AIM OF THE TASK: Would you filter these records and copy every line that has the word "selector"?
----- MATERIAL FOR THIS TASK -----
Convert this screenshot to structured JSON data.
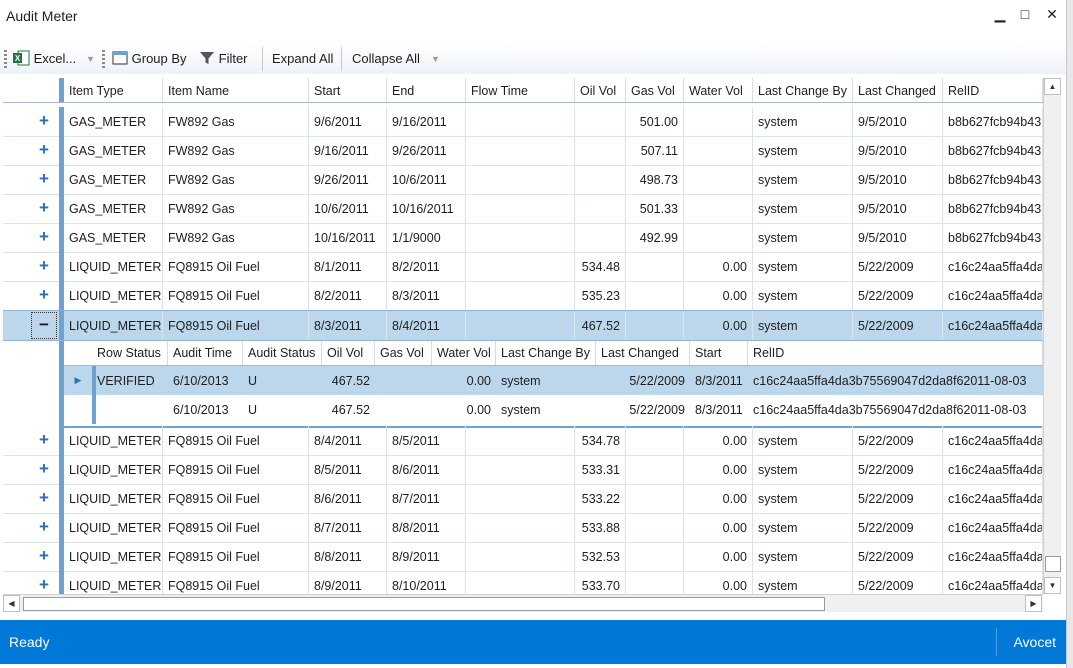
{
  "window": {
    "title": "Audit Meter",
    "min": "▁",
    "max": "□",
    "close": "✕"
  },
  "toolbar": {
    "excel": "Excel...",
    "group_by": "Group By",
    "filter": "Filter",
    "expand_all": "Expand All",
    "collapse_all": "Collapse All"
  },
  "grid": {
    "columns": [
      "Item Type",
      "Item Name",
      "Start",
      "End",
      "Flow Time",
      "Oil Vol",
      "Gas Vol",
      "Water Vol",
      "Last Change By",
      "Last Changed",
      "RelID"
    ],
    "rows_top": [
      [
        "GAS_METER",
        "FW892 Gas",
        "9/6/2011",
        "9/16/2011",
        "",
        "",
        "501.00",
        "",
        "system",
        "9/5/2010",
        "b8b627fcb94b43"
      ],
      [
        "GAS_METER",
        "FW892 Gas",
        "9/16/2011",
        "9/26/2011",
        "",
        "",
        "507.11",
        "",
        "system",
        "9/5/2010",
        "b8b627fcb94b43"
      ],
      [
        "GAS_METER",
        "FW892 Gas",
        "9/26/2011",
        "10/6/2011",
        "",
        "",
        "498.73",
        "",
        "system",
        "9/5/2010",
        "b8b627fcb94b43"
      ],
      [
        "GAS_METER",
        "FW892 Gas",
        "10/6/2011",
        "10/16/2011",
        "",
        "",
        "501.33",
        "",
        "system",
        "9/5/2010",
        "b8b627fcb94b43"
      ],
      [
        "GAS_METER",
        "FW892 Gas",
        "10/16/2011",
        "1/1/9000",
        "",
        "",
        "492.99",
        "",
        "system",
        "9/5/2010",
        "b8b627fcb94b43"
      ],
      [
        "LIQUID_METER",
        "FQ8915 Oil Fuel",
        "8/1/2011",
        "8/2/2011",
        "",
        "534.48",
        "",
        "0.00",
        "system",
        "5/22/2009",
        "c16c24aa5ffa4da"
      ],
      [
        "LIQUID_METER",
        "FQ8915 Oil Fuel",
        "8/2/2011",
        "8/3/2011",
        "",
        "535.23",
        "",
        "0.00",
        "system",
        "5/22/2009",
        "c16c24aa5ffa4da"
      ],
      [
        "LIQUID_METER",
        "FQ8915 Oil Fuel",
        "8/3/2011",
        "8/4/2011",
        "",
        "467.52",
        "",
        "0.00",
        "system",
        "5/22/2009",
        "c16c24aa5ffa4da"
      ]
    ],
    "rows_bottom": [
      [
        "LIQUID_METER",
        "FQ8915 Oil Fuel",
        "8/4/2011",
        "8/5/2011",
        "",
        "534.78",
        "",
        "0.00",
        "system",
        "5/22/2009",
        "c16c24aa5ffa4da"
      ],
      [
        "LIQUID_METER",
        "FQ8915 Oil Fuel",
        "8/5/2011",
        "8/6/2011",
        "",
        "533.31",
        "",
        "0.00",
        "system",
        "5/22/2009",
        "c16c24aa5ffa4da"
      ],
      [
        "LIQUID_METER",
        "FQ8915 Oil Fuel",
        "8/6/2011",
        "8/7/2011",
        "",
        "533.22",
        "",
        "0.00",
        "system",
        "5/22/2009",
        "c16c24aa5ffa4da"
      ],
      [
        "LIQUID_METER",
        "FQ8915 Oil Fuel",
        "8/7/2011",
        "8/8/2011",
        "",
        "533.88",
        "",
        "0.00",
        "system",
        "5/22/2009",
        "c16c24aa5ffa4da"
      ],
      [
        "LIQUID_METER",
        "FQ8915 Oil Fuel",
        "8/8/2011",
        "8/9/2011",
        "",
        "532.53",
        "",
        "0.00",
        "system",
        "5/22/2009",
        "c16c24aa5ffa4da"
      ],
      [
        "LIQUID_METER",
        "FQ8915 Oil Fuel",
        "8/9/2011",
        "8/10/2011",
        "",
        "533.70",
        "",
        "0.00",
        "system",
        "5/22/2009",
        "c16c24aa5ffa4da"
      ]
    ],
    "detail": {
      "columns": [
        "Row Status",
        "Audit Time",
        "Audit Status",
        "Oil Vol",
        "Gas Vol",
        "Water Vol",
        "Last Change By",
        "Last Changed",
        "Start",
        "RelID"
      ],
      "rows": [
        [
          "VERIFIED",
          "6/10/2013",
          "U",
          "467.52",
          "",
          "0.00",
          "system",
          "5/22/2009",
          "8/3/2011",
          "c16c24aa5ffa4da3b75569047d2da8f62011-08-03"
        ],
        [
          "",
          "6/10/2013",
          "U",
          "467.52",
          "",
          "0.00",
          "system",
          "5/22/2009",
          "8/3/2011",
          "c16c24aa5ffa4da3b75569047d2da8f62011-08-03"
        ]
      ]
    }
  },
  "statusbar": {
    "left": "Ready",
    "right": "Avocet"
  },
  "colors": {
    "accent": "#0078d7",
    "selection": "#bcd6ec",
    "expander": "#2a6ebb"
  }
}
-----
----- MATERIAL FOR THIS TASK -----
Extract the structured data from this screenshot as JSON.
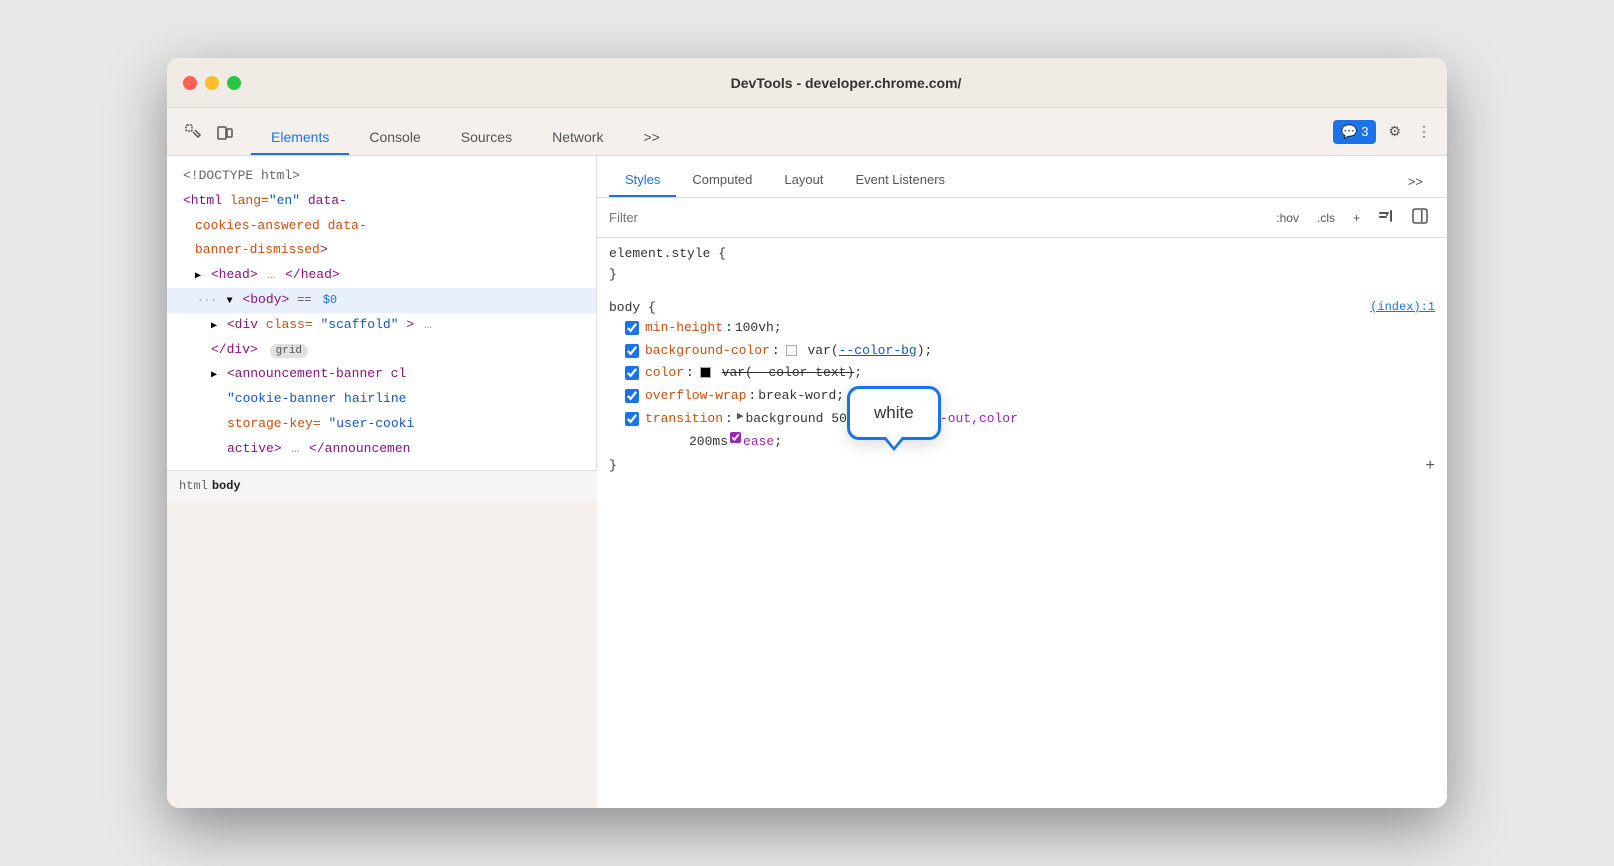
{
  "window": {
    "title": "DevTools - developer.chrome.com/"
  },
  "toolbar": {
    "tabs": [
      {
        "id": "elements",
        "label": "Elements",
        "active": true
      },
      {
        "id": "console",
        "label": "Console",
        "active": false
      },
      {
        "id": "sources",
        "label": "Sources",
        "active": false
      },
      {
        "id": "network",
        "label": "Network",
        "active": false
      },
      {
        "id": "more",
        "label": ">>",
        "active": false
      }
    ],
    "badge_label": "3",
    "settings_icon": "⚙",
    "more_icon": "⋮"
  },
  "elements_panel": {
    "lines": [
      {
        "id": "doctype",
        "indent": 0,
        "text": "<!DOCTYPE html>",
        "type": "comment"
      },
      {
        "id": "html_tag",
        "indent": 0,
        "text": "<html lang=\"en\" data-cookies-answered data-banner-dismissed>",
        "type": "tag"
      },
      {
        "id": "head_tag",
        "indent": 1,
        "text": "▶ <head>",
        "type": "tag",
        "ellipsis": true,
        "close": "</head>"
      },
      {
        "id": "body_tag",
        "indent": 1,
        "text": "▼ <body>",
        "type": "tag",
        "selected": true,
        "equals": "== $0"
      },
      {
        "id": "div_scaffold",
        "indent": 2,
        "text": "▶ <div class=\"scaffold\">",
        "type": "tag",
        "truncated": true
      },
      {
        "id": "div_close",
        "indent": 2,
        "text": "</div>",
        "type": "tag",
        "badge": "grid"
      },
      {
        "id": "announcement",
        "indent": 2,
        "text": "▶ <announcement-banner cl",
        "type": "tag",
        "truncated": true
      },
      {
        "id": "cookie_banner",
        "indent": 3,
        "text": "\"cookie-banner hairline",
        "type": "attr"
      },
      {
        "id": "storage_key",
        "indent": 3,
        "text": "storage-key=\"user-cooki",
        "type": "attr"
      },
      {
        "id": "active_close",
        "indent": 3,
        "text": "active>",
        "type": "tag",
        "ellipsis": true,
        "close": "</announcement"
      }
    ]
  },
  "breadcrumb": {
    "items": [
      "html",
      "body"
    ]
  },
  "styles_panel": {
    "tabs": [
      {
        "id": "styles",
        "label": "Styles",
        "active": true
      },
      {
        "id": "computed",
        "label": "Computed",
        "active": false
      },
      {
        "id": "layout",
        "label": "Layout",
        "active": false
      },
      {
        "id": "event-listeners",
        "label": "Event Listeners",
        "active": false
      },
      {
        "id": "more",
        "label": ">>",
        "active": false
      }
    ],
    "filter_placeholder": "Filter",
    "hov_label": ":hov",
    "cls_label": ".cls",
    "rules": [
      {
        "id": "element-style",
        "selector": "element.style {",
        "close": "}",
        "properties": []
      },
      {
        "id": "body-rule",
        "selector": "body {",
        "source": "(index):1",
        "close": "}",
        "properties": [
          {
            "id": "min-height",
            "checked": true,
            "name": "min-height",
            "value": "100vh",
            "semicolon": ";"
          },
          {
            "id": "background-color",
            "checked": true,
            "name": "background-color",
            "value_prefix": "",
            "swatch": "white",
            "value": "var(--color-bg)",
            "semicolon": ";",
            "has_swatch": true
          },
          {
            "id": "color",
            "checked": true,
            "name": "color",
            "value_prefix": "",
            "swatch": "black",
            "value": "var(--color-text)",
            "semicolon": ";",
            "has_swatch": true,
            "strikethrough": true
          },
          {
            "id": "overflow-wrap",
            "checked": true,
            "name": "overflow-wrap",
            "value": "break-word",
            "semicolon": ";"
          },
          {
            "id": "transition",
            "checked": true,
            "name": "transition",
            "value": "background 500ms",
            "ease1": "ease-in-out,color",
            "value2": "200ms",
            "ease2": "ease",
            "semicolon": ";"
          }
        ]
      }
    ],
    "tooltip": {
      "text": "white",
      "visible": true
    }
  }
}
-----
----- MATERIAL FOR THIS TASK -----
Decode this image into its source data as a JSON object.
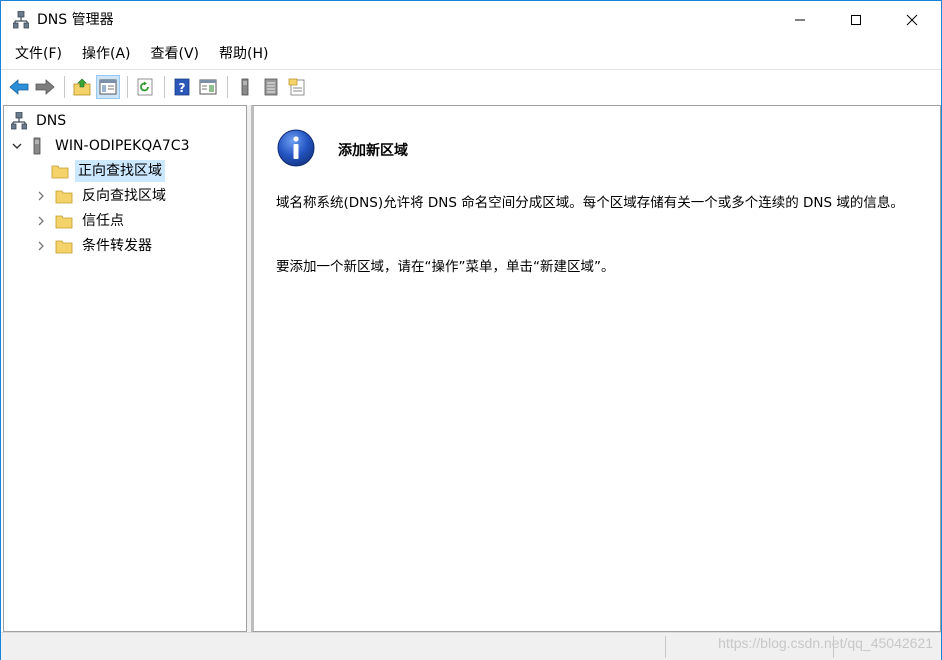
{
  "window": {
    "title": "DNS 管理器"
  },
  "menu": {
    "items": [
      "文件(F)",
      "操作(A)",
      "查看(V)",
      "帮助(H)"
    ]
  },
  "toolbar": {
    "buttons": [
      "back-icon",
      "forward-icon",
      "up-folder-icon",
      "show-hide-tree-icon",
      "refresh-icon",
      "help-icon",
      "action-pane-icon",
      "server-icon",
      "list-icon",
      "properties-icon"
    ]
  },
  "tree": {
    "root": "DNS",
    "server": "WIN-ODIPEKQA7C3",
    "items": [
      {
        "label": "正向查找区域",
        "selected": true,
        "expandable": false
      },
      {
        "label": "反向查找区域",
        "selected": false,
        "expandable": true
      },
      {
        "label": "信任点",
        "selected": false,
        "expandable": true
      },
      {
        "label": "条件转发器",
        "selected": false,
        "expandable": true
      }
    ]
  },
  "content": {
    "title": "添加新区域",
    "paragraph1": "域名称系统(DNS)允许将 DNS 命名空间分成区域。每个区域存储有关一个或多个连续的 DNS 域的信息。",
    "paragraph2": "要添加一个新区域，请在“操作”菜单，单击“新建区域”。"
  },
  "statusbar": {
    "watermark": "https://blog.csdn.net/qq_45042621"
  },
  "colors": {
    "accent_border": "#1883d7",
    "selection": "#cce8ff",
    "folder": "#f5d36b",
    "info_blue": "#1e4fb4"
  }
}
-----
YOUR SOLUTION:
        "selector": "element.style {",
        "selector": "body {",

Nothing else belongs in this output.